• _TASK STATEMENT_
Restate each entry word for word, leaving nothing out.

• _DATA SHOWN_
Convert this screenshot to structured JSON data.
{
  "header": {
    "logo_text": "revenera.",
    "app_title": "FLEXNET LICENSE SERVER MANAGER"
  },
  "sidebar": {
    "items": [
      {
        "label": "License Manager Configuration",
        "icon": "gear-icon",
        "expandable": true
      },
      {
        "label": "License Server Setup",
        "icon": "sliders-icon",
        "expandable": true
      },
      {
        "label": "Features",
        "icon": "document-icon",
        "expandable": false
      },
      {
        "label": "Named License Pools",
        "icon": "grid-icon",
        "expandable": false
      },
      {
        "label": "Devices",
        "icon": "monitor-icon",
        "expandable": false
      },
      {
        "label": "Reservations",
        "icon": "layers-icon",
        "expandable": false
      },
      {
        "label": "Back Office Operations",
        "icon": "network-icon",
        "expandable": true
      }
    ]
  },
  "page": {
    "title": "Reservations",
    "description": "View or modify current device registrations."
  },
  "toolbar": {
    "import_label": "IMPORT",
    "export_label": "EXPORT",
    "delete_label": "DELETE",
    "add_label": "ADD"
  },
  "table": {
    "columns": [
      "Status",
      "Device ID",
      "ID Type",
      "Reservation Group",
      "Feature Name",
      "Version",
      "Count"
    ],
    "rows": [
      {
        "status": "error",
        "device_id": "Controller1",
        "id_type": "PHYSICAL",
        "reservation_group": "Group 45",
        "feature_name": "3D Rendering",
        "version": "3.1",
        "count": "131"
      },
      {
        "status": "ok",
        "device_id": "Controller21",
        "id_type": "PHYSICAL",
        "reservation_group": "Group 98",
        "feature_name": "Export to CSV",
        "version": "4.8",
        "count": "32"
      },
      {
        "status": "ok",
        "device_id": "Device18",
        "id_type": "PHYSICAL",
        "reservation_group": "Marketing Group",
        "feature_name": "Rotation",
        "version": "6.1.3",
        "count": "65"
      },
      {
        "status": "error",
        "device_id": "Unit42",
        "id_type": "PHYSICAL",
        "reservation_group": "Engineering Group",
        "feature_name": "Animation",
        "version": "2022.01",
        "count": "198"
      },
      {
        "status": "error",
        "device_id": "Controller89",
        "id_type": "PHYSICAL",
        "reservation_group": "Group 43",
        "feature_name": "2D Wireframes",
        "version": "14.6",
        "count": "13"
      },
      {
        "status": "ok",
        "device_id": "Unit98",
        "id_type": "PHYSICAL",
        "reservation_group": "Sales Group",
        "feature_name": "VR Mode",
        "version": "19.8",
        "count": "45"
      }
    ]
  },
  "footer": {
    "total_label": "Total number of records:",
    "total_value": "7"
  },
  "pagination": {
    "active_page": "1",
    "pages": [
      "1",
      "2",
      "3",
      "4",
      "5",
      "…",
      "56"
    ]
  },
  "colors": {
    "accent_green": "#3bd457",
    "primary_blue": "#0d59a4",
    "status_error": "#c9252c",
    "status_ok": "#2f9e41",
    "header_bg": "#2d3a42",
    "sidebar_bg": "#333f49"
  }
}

• _OUTPUT OF THE TASK_
Convert this screenshot to structured JSON data.
{
  "header": {
    "logo_text": "revenera.",
    "app_title": "FLEXNET LICENSE SERVER MANAGER"
  },
  "sidebar": {
    "items": [
      {
        "label": "License Manager Configuration",
        "icon": "gear-icon",
        "expandable": true
      },
      {
        "label": "License Server Setup",
        "icon": "sliders-icon",
        "expandable": true
      },
      {
        "label": "Features",
        "icon": "document-icon",
        "expandable": false
      },
      {
        "label": "Named License Pools",
        "icon": "grid-icon",
        "expandable": false
      },
      {
        "label": "Devices",
        "icon": "monitor-icon",
        "expandable": false
      },
      {
        "label": "Reservations",
        "icon": "layers-icon",
        "expandable": false
      },
      {
        "label": "Back Office Operations",
        "icon": "network-icon",
        "expandable": true
      }
    ]
  },
  "page": {
    "title": "Reservations",
    "description": "View or modify current device registrations."
  },
  "toolbar": {
    "import_label": "IMPORT",
    "export_label": "EXPORT",
    "delete_label": "DELETE",
    "add_label": "ADD"
  },
  "table": {
    "columns": [
      "Status",
      "Device ID",
      "ID Type",
      "Reservation Group",
      "Feature Name",
      "Version",
      "Count"
    ],
    "rows": [
      {
        "status": "error",
        "device_id": "Controller1",
        "id_type": "PHYSICAL",
        "reservation_group": "Group 45",
        "feature_name": "3D Rendering",
        "version": "3.1",
        "count": "131"
      },
      {
        "status": "ok",
        "device_id": "Controller21",
        "id_type": "PHYSICAL",
        "reservation_group": "Group 98",
        "feature_name": "Export to CSV",
        "version": "4.8",
        "count": "32"
      },
      {
        "status": "ok",
        "device_id": "Device18",
        "id_type": "PHYSICAL",
        "reservation_group": "Marketing Group",
        "feature_name": "Rotation",
        "version": "6.1.3",
        "count": "65"
      },
      {
        "status": "error",
        "device_id": "Unit42",
        "id_type": "PHYSICAL",
        "reservation_group": "Engineering Group",
        "feature_name": "Animation",
        "version": "2022.01",
        "count": "198"
      },
      {
        "status": "error",
        "device_id": "Controller89",
        "id_type": "PHYSICAL",
        "reservation_group": "Group 43",
        "feature_name": "2D Wireframes",
        "version": "14.6",
        "count": "13"
      },
      {
        "status": "ok",
        "device_id": "Unit98",
        "id_type": "PHYSICAL",
        "reservation_group": "Sales Group",
        "feature_name": "VR Mode",
        "version": "19.8",
        "count": "45"
      }
    ]
  },
  "footer": {
    "total_label": "Total number of records:",
    "total_value": "7"
  },
  "pagination": {
    "active_page": "1",
    "pages": [
      "1",
      "2",
      "3",
      "4",
      "5",
      "…",
      "56"
    ]
  },
  "colors": {
    "accent_green": "#3bd457",
    "primary_blue": "#0d59a4",
    "status_error": "#c9252c",
    "status_ok": "#2f9e41",
    "header_bg": "#2d3a42",
    "sidebar_bg": "#333f49"
  }
}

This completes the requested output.